The accommodation charge amount is based on the value of the resident’s assets at the date they entered care. The amount of accommodation charge does not change while the resident remains in the same aged care home.
For residents who entered care before 20 March 2008 the accommodation charge amount was set by their aged care provider. Residents who entered care from 20 March 2008 are advised by the Government of the amount they can be asked to pay.
Accommodation charge agreement
The agreed accommodation charge must be included in either an accommodation charge agreement or as part of a resident agreement.
The agreement must be entered into within 21 days of the resident entering the aged care home.
More information on what should be included in the accommodation charge agreement can be found in subdivision 57A-B of the Aged Care (Transitional Provisions) Act 1997.
Accommodation charge for residents who move to a new aged care home
Residents who have high care needs and who have not paid an accommodation bond to their previous home can be asked to pay an accommodation charge to their new home if they are eligible, based on their assessed assets amount.
Residents who move to a new home:
- within 28 days of leaving the previous home and who have not had an assets assessment completed by DHS or DVA - may be asked to pay the maximum amount of accommodation charge that applies on the day they enter the new home. These residents can apply for an assets assessment by completing the form that is available on the DHS website
- within 28 days of leaving the previous home and have had an assets assessment completed by DHS or DVA - cannot be asked to pay a higher accommodation charge than they paid in the previous home. However, if the value of their total assessed assets has reduced they can choose to have a new assets assessment as they may be eligible to pay a lower amount of accommodation charge.
- on or after 1 July 2014 with a break in care of more than 28 days – will be treated under the 1 July 2014 fees and payments arrangements.
The hardship supplement is available to residents in genuine financial hardship who do not have income or assets to pay their aged care fees and charges due to circumstances beyond their control.
Read more about the hardship supplement in residential care.
If a resident was in an aged care home on or before 30 June 2014 and they move to a new aged care home (and do not spend more than 28 days outside of care, other than on approved leave), can opt into the fee arrangements that started on 1 July 2014.
To make this choice, the resident will need to complete and sign the Continuing Care Recipient opting into the New Aged Care Arrangements from 1 July 2014 (AC022) form and submit this form to the new provider before they transfer to the new services. This completed and signed form is submitted with the Aged Care Entry Record (ACER) to DHS by the new provider.
The new provider will also need to give the consumer the New Arrangements for Aged Care from 1 July 2014 – Residential Care publication.
If the resident does not complete and submit this form to the aged care home before they transfer, they will automatically be classed as a ‘continuing care recipient’ and will remain on their pre-1 July 2014 fee arrangements. This is not a reviewable decision and must be done correctly in order for the resident to opt in to the post‑1 July 2014 fee arrangements.

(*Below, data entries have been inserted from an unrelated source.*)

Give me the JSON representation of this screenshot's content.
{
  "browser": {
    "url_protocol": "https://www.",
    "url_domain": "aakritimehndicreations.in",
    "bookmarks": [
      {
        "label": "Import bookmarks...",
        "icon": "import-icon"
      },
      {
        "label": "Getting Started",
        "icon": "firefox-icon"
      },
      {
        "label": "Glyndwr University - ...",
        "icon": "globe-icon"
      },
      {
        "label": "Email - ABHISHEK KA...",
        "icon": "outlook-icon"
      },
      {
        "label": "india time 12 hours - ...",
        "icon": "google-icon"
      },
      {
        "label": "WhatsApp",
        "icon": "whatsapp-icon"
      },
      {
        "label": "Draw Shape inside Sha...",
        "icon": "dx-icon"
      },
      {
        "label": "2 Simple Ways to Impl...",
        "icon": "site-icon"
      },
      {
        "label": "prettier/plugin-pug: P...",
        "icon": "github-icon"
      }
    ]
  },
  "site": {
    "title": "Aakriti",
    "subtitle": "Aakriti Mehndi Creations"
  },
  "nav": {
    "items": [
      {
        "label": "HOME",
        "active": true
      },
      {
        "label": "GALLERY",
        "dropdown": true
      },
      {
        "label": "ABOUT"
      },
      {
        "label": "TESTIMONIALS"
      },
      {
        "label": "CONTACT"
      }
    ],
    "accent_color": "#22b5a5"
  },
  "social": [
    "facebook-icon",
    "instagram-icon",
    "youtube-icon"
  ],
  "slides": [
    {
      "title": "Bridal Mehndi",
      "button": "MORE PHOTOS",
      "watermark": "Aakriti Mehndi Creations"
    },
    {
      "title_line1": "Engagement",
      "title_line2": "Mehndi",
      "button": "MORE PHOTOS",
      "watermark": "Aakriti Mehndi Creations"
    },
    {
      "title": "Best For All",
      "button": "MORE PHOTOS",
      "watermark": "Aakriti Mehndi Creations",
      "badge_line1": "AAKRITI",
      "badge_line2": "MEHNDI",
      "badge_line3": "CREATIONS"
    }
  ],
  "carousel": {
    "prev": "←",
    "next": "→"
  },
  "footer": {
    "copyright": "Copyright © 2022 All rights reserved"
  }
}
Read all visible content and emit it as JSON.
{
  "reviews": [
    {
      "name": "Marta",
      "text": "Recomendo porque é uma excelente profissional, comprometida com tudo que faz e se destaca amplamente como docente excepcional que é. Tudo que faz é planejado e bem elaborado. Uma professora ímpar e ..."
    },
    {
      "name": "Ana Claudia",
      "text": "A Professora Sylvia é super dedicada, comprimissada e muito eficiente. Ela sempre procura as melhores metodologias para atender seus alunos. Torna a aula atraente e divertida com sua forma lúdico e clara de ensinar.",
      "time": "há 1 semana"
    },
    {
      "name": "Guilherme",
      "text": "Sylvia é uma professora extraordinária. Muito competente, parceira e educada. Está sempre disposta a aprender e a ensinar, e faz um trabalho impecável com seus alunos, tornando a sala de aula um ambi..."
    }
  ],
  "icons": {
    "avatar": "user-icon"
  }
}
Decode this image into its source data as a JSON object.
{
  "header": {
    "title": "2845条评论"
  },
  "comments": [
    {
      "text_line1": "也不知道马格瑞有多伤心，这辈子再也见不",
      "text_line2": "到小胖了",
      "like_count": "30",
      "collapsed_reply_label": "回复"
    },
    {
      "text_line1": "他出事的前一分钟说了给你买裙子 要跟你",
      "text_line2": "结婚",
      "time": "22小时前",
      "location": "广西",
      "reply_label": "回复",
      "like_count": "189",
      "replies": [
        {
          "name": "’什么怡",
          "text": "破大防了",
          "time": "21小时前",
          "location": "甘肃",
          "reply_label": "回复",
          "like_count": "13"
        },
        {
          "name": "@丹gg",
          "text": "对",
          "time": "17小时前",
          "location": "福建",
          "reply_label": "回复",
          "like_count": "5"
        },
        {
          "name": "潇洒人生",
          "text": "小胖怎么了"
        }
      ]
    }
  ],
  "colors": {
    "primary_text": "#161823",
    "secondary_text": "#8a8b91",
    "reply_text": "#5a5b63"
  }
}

For more information on the new residential care service requirements to provide information to a continuing care recipient see section 13 of the User Rights Principles 2014.
For enquiries about aged care fees, charges and payments, email email@example.com.
- Residential care fees, charges and payments
- Residential care fees for residents who enter care from 1 July 2014
- Schedule of aged care fees, charges and payments
- Charging fees for additional care and services in residential aged care, including 'capital refurbishment' type fees
- Residential care leave arrangements
- Residential care fee administration